What you eat has proven effects on risks of cancer

When I first heard the phrase “you are what you eat” I confess I didn’t quite get the significance of the ­message. Over the years more and more research has shown how your diet affects your health, and now, your likelihood of getting cancer.

It’s complicated and Timothy J Key and colleagues from Oxford University have tried to untangle the arguments.

Since the 1960s, studies have shown strong correlations between many types of cancer and diet. For example, countries with high intakes of meat had high rates of colorectal cancer.

Furthermore, experiments in animals showed that cancer rates could be altered by manipulating diet, with compelling evidence that lowering calorie intake causes a general fall in cancer development.

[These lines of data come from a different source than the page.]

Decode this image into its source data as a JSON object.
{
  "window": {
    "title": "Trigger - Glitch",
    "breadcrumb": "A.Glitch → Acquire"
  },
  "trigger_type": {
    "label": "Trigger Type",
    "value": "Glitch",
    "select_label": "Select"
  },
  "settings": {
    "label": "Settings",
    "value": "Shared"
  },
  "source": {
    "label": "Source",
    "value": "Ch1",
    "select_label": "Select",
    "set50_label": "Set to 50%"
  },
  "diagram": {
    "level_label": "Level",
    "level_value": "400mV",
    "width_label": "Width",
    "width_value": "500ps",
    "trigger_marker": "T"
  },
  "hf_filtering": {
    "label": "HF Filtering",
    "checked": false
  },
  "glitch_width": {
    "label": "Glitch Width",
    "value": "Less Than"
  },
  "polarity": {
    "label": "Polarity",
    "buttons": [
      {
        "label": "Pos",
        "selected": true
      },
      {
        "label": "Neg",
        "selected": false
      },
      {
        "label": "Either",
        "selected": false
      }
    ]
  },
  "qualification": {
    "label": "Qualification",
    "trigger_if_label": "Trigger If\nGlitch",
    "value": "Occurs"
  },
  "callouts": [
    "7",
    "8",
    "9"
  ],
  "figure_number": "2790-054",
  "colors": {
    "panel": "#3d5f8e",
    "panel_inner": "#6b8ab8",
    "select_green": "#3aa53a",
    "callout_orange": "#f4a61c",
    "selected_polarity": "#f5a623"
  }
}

Early studies indicated that higher intakes of fruit and vegetables were associated with a lower risk of several types of cancer. Vegetarians eat no meat or fish and usually eat more fruit and vegetables than non-vegetarians unsurprisingly, the risk of all cancers appears to be lower in ­vegetarians and vegans.

But risks for individual cancers aren’t clear. As for high-dose vitamins and mineral supplements they’ve failed to reduce cancer risk in well-nourished populations and might even raise it, so don’t take them to prevent cancer. The World Cancer Research Fund has taken a look at the cancer risk of foods and nutrients and experts have identified some risks.

They concluded that obesity and alcohol cause cancer in several organs. Risks from being overweight increase for every five-point rise of body mass index, e.g. a BMI of 25 v a BMI of 30, from 5% for colorectal cancer to 50% for cancer of the endometrium.

For alcohol, risk increases for each 10g ­(one unit) rise in daily consumption and varies from 4% for liver cancer to 25% for cancer of the oesophagus.

The World Cancer Research Fund judged processed meat to be a powerful risk factor for colorectal cancer with a 16% increase for each 50g eaten per day.

Obesity increases the risk of cancers of the mouth and throat and of ­aggressive prostate cancer, as well as breast, bowel, pancreas, stomach, ovary, thyroid, and meningioma (a type of brain tumour). Alcohol increases the risk of stomach cancer.

Very hot drinks are implicated in cancer of the oesophagus, and foods preserved with salt may increase the risk of stomach cancer. Experts also concluded the risk of endometrial cancer is increased by a high-calorie diet. But coffee could protect against liver and endometrial cancer.

Put simply, what we eat does affect our health.